WORK REQUIRED:
The records must be duplicated exactly, with every picture left out.

===============

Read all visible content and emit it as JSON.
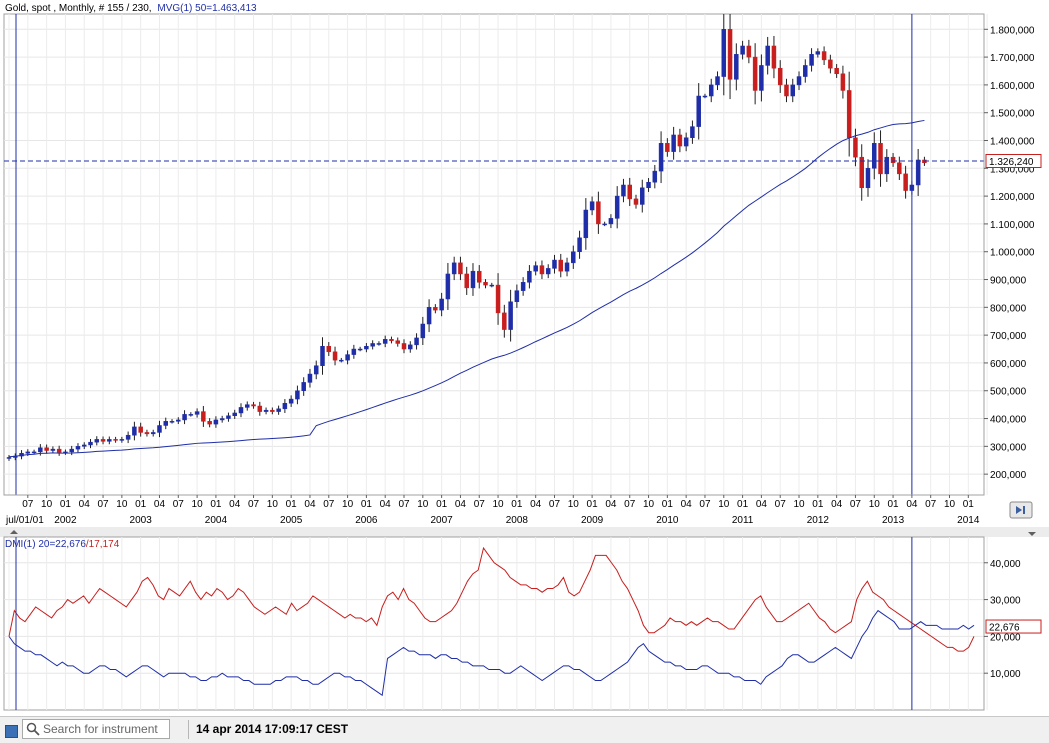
{
  "chart_data": [
    {
      "type": "candlestick",
      "header": "Gold, spot , Monthly, # 155 / 230,",
      "indicator_label": "MVG(1) 50=1.463,413",
      "indicator_color": "#1f2ea8",
      "up_color": "#1f2ea8",
      "down_color": "#c81e1e",
      "ylim": [
        125000,
        1855000
      ],
      "yticks": [
        "200,000",
        "300,000",
        "400,000",
        "500,000",
        "600,000",
        "700,000",
        "800,000",
        "900,000",
        "1.000,000",
        "1.100,000",
        "1.200,000",
        "1.300,000",
        "1.400,000",
        "1.500,000",
        "1.600,000",
        "1.700,000",
        "1.800,000"
      ],
      "ytick_values": [
        200000,
        300000,
        400000,
        500000,
        600000,
        700000,
        800000,
        900000,
        1000000,
        1100000,
        1200000,
        1300000,
        1400000,
        1500000,
        1600000,
        1700000,
        1800000
      ],
      "current_price_label": "1.326,240",
      "current_price": 1326240,
      "x_month_labels": [
        "07",
        "10",
        "01",
        "04",
        "07",
        "10",
        "01",
        "04",
        "07",
        "10",
        "01",
        "04",
        "07",
        "10",
        "01",
        "04",
        "07",
        "10",
        "01",
        "04",
        "07",
        "10",
        "01",
        "04",
        "07",
        "10",
        "01",
        "04",
        "07",
        "10",
        "01",
        "04",
        "07",
        "10",
        "01",
        "04",
        "07",
        "10",
        "01",
        "04",
        "07",
        "10",
        "01",
        "04",
        "07",
        "10",
        "01",
        "04",
        "07",
        "10",
        "01"
      ],
      "x_year_labels": [
        "jul/01/01",
        "2002",
        "2003",
        "2004",
        "2005",
        "2006",
        "2007",
        "2008",
        "2009",
        "2010",
        "2011",
        "2012",
        "2013",
        "2014"
      ],
      "start_month": "2001-04",
      "end_month": "2014-04",
      "cursor_line_month": "2013-04",
      "grid": true,
      "closes": [
        260,
        265,
        275,
        280,
        280,
        295,
        285,
        290,
        278,
        280,
        290,
        300,
        305,
        315,
        325,
        318,
        325,
        322,
        325,
        340,
        370,
        350,
        345,
        350,
        375,
        390,
        390,
        395,
        415,
        415,
        425,
        390,
        380,
        395,
        400,
        410,
        420,
        440,
        450,
        445,
        425,
        430,
        425,
        435,
        455,
        470,
        500,
        530,
        560,
        590,
        660,
        640,
        610,
        610,
        630,
        650,
        650,
        660,
        670,
        670,
        685,
        680,
        670,
        650,
        665,
        690,
        740,
        800,
        790,
        830,
        920,
        960,
        920,
        870,
        930,
        890,
        880,
        880,
        780,
        720,
        820,
        860,
        890,
        930,
        950,
        920,
        940,
        970,
        930,
        960,
        1000,
        1050,
        1150,
        1180,
        1100,
        1100,
        1120,
        1200,
        1240,
        1190,
        1170,
        1230,
        1250,
        1290,
        1390,
        1360,
        1420,
        1380,
        1410,
        1450,
        1560,
        1560,
        1600,
        1630,
        1800,
        1620,
        1710,
        1740,
        1700,
        1580,
        1670,
        1740,
        1660,
        1600,
        1560,
        1600,
        1630,
        1670,
        1710,
        1720,
        1690,
        1660,
        1640,
        1580,
        1410,
        1340,
        1230,
        1300,
        1390,
        1280,
        1340,
        1320,
        1280,
        1220,
        1240,
        1330,
        1320
      ],
      "ma_label": "MVG(1) 50"
    },
    {
      "type": "line",
      "indicator_label_prefix": "DMI(1) 20=",
      "value1_label": "22,676",
      "value2_label": "/17,174",
      "series_colors": [
        "#c81e1e",
        "#1f2ea8"
      ],
      "current_value_label": "22,676",
      "current_value": 22676,
      "ylim": [
        0,
        47000
      ],
      "yticks": [
        "10,000",
        "20,000",
        "30,000",
        "40,000"
      ],
      "ytick_values": [
        10000,
        20000,
        30000,
        40000
      ],
      "red_values": [
        20,
        27,
        25,
        24,
        26,
        28,
        27,
        26,
        25,
        27,
        28,
        30,
        29,
        30,
        31,
        29,
        31,
        33,
        32,
        31,
        30,
        29,
        28,
        30,
        32,
        35,
        36,
        34,
        31,
        30,
        33,
        32,
        31,
        33,
        35,
        32,
        30,
        32,
        31,
        33,
        32,
        30,
        31,
        33,
        32,
        30,
        28,
        27,
        26,
        27,
        28,
        27,
        26,
        29,
        27,
        28,
        29,
        31,
        30,
        29,
        28,
        27,
        26,
        25,
        26,
        25,
        25,
        24,
        25,
        23,
        28,
        31,
        32,
        30,
        33,
        30,
        29,
        27,
        25,
        24,
        24,
        25,
        26,
        27,
        29,
        32,
        35,
        37,
        38,
        44,
        42,
        40,
        39,
        38,
        36,
        35,
        34,
        34,
        33,
        33,
        32,
        33,
        33,
        34,
        36,
        32,
        31,
        32,
        35,
        38,
        42,
        42,
        42,
        40,
        38,
        35,
        33,
        30,
        27,
        23,
        21,
        21,
        22,
        23,
        25,
        24,
        24,
        23,
        24,
        23,
        24,
        25,
        24,
        24,
        23,
        22,
        22,
        24,
        26,
        28,
        30,
        31,
        28,
        26,
        24,
        24,
        25,
        26,
        27,
        28,
        29,
        27,
        25,
        24,
        22,
        21,
        22,
        23,
        24,
        30,
        33,
        35,
        32,
        31,
        30,
        28,
        27,
        26,
        25,
        24,
        23,
        22,
        21,
        20,
        19,
        18,
        17,
        17,
        16,
        16,
        17,
        20
      ],
      "blue_values": [
        20,
        18,
        17,
        16,
        16,
        15,
        15,
        14,
        13,
        12,
        13,
        12,
        12,
        11,
        10,
        10,
        11,
        12,
        12,
        11,
        11,
        10,
        9,
        10,
        11,
        12,
        12,
        11,
        10,
        9,
        10,
        10,
        10,
        10,
        9,
        9,
        8,
        8,
        9,
        9,
        10,
        9,
        9,
        9,
        8,
        8,
        7,
        7,
        7,
        7,
        8,
        8,
        9,
        9,
        9,
        8,
        8,
        7,
        7,
        8,
        9,
        10,
        10,
        9,
        9,
        8,
        8,
        7,
        6,
        5,
        4,
        14,
        15,
        16,
        17,
        16,
        16,
        15,
        15,
        15,
        14,
        15,
        15,
        14,
        14,
        13,
        13,
        12,
        12,
        12,
        11,
        11,
        11,
        10,
        10,
        11,
        12,
        11,
        10,
        9,
        8,
        9,
        10,
        11,
        12,
        12,
        11,
        11,
        10,
        9,
        8,
        8,
        9,
        10,
        11,
        12,
        13,
        15,
        17,
        18,
        16,
        15,
        14,
        13,
        13,
        12,
        12,
        11,
        11,
        11,
        12,
        12,
        11,
        10,
        10,
        10,
        9,
        9,
        8,
        8,
        8,
        7,
        9,
        10,
        11,
        12,
        14,
        15,
        15,
        14,
        13,
        13,
        14,
        15,
        16,
        17,
        16,
        15,
        14,
        17,
        20,
        22,
        25,
        27,
        26,
        25,
        24,
        22,
        22,
        22,
        23,
        24,
        23,
        23,
        23,
        22,
        22,
        22,
        22,
        23,
        22,
        23
      ]
    }
  ],
  "toolbar": {
    "search_placeholder": "Search for instrument",
    "datetime": "14 apr 2014 17:09:17 CEST"
  }
}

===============

SOLUTION TO THIS EXERCISE:
Read all visible content and emit it as JSON.
{
  "chart_data": [
    {
      "type": "candlestick",
      "header": "Gold, spot , Monthly, # 155 / 230,",
      "indicator_label": "MVG(1) 50=1.463,413",
      "indicator_color": "#1f2ea8",
      "up_color": "#1f2ea8",
      "down_color": "#c81e1e",
      "ylim": [
        125000,
        1855000
      ],
      "yticks": [
        "200,000",
        "300,000",
        "400,000",
        "500,000",
        "600,000",
        "700,000",
        "800,000",
        "900,000",
        "1.000,000",
        "1.100,000",
        "1.200,000",
        "1.300,000",
        "1.400,000",
        "1.500,000",
        "1.600,000",
        "1.700,000",
        "1.800,000"
      ],
      "ytick_values": [
        200000,
        300000,
        400000,
        500000,
        600000,
        700000,
        800000,
        900000,
        1000000,
        1100000,
        1200000,
        1300000,
        1400000,
        1500000,
        1600000,
        1700000,
        1800000
      ],
      "current_price_label": "1.326,240",
      "current_price": 1326240,
      "x_month_labels": [
        "07",
        "10",
        "01",
        "04",
        "07",
        "10",
        "01",
        "04",
        "07",
        "10",
        "01",
        "04",
        "07",
        "10",
        "01",
        "04",
        "07",
        "10",
        "01",
        "04",
        "07",
        "10",
        "01",
        "04",
        "07",
        "10",
        "01",
        "04",
        "07",
        "10",
        "01",
        "04",
        "07",
        "10",
        "01",
        "04",
        "07",
        "10",
        "01",
        "04",
        "07",
        "10",
        "01",
        "04",
        "07",
        "10",
        "01",
        "04",
        "07",
        "10",
        "01"
      ],
      "x_year_labels": [
        "jul/01/01",
        "2002",
        "2003",
        "2004",
        "2005",
        "2006",
        "2007",
        "2008",
        "2009",
        "2010",
        "2011",
        "2012",
        "2013",
        "2014"
      ],
      "start_month": "2001-04",
      "end_month": "2014-04",
      "cursor_line_month": "2013-04",
      "grid": true,
      "closes": [
        260,
        265,
        275,
        280,
        280,
        295,
        285,
        290,
        278,
        280,
        290,
        300,
        305,
        315,
        325,
        318,
        325,
        322,
        325,
        340,
        370,
        350,
        345,
        350,
        375,
        390,
        390,
        395,
        415,
        415,
        425,
        390,
        380,
        395,
        400,
        410,
        420,
        440,
        450,
        445,
        425,
        430,
        425,
        435,
        455,
        470,
        500,
        530,
        560,
        590,
        660,
        640,
        610,
        610,
        630,
        650,
        650,
        660,
        670,
        670,
        685,
        680,
        670,
        650,
        665,
        690,
        740,
        800,
        790,
        830,
        920,
        960,
        920,
        870,
        930,
        890,
        880,
        880,
        780,
        720,
        820,
        860,
        890,
        930,
        950,
        920,
        940,
        970,
        930,
        960,
        1000,
        1050,
        1150,
        1180,
        1100,
        1100,
        1120,
        1200,
        1240,
        1190,
        1170,
        1230,
        1250,
        1290,
        1390,
        1360,
        1420,
        1380,
        1410,
        1450,
        1560,
        1560,
        1600,
        1630,
        1800,
        1620,
        1710,
        1740,
        1700,
        1580,
        1670,
        1740,
        1660,
        1600,
        1560,
        1600,
        1630,
        1670,
        1710,
        1720,
        1690,
        1660,
        1640,
        1580,
        1410,
        1340,
        1230,
        1300,
        1390,
        1280,
        1340,
        1320,
        1280,
        1220,
        1240,
        1330,
        1320
      ],
      "ma_label": "MVG(1) 50"
    },
    {
      "type": "line",
      "indicator_label_prefix": "DMI(1) 20=",
      "value1_label": "22,676",
      "value2_label": "/17,174",
      "series_colors": [
        "#c81e1e",
        "#1f2ea8"
      ],
      "current_value_label": "22,676",
      "current_value": 22676,
      "ylim": [
        0,
        47000
      ],
      "yticks": [
        "10,000",
        "20,000",
        "30,000",
        "40,000"
      ],
      "ytick_values": [
        10000,
        20000,
        30000,
        40000
      ],
      "red_values": [
        20,
        27,
        25,
        24,
        26,
        28,
        27,
        26,
        25,
        27,
        28,
        30,
        29,
        30,
        31,
        29,
        31,
        33,
        32,
        31,
        30,
        29,
        28,
        30,
        32,
        35,
        36,
        34,
        31,
        30,
        33,
        32,
        31,
        33,
        35,
        32,
        30,
        32,
        31,
        33,
        32,
        30,
        31,
        33,
        32,
        30,
        28,
        27,
        26,
        27,
        28,
        27,
        26,
        29,
        27,
        28,
        29,
        31,
        30,
        29,
        28,
        27,
        26,
        25,
        26,
        25,
        25,
        24,
        25,
        23,
        28,
        31,
        32,
        30,
        33,
        30,
        29,
        27,
        25,
        24,
        24,
        25,
        26,
        27,
        29,
        32,
        35,
        37,
        38,
        44,
        42,
        40,
        39,
        38,
        36,
        35,
        34,
        34,
        33,
        33,
        32,
        33,
        33,
        34,
        36,
        32,
        31,
        32,
        35,
        38,
        42,
        42,
        42,
        40,
        38,
        35,
        33,
        30,
        27,
        23,
        21,
        21,
        22,
        23,
        25,
        24,
        24,
        23,
        24,
        23,
        24,
        25,
        24,
        24,
        23,
        22,
        22,
        24,
        26,
        28,
        30,
        31,
        28,
        26,
        24,
        24,
        25,
        26,
        27,
        28,
        29,
        27,
        25,
        24,
        22,
        21,
        22,
        23,
        24,
        30,
        33,
        35,
        32,
        31,
        30,
        28,
        27,
        26,
        25,
        24,
        23,
        22,
        21,
        20,
        19,
        18,
        17,
        17,
        16,
        16,
        17,
        20
      ],
      "blue_values": [
        20,
        18,
        17,
        16,
        16,
        15,
        15,
        14,
        13,
        12,
        13,
        12,
        12,
        11,
        10,
        10,
        11,
        12,
        12,
        11,
        11,
        10,
        9,
        10,
        11,
        12,
        12,
        11,
        10,
        9,
        10,
        10,
        10,
        10,
        9,
        9,
        8,
        8,
        9,
        9,
        10,
        9,
        9,
        9,
        8,
        8,
        7,
        7,
        7,
        7,
        8,
        8,
        9,
        9,
        9,
        8,
        8,
        7,
        7,
        8,
        9,
        10,
        10,
        9,
        9,
        8,
        8,
        7,
        6,
        5,
        4,
        14,
        15,
        16,
        17,
        16,
        16,
        15,
        15,
        15,
        14,
        15,
        15,
        14,
        14,
        13,
        13,
        12,
        12,
        12,
        11,
        11,
        11,
        10,
        10,
        11,
        12,
        11,
        10,
        9,
        8,
        9,
        10,
        11,
        12,
        12,
        11,
        11,
        10,
        9,
        8,
        8,
        9,
        10,
        11,
        12,
        13,
        15,
        17,
        18,
        16,
        15,
        14,
        13,
        13,
        12,
        12,
        11,
        11,
        11,
        12,
        12,
        11,
        10,
        10,
        10,
        9,
        9,
        8,
        8,
        8,
        7,
        9,
        10,
        11,
        12,
        14,
        15,
        15,
        14,
        13,
        13,
        14,
        15,
        16,
        17,
        16,
        15,
        14,
        17,
        20,
        22,
        25,
        27,
        26,
        25,
        24,
        22,
        22,
        22,
        23,
        24,
        23,
        23,
        23,
        22,
        22,
        22,
        22,
        23,
        22,
        23
      ]
    }
  ],
  "toolbar": {
    "search_placeholder": "Search for instrument",
    "datetime": "14 apr 2014 17:09:17 CEST"
  }
}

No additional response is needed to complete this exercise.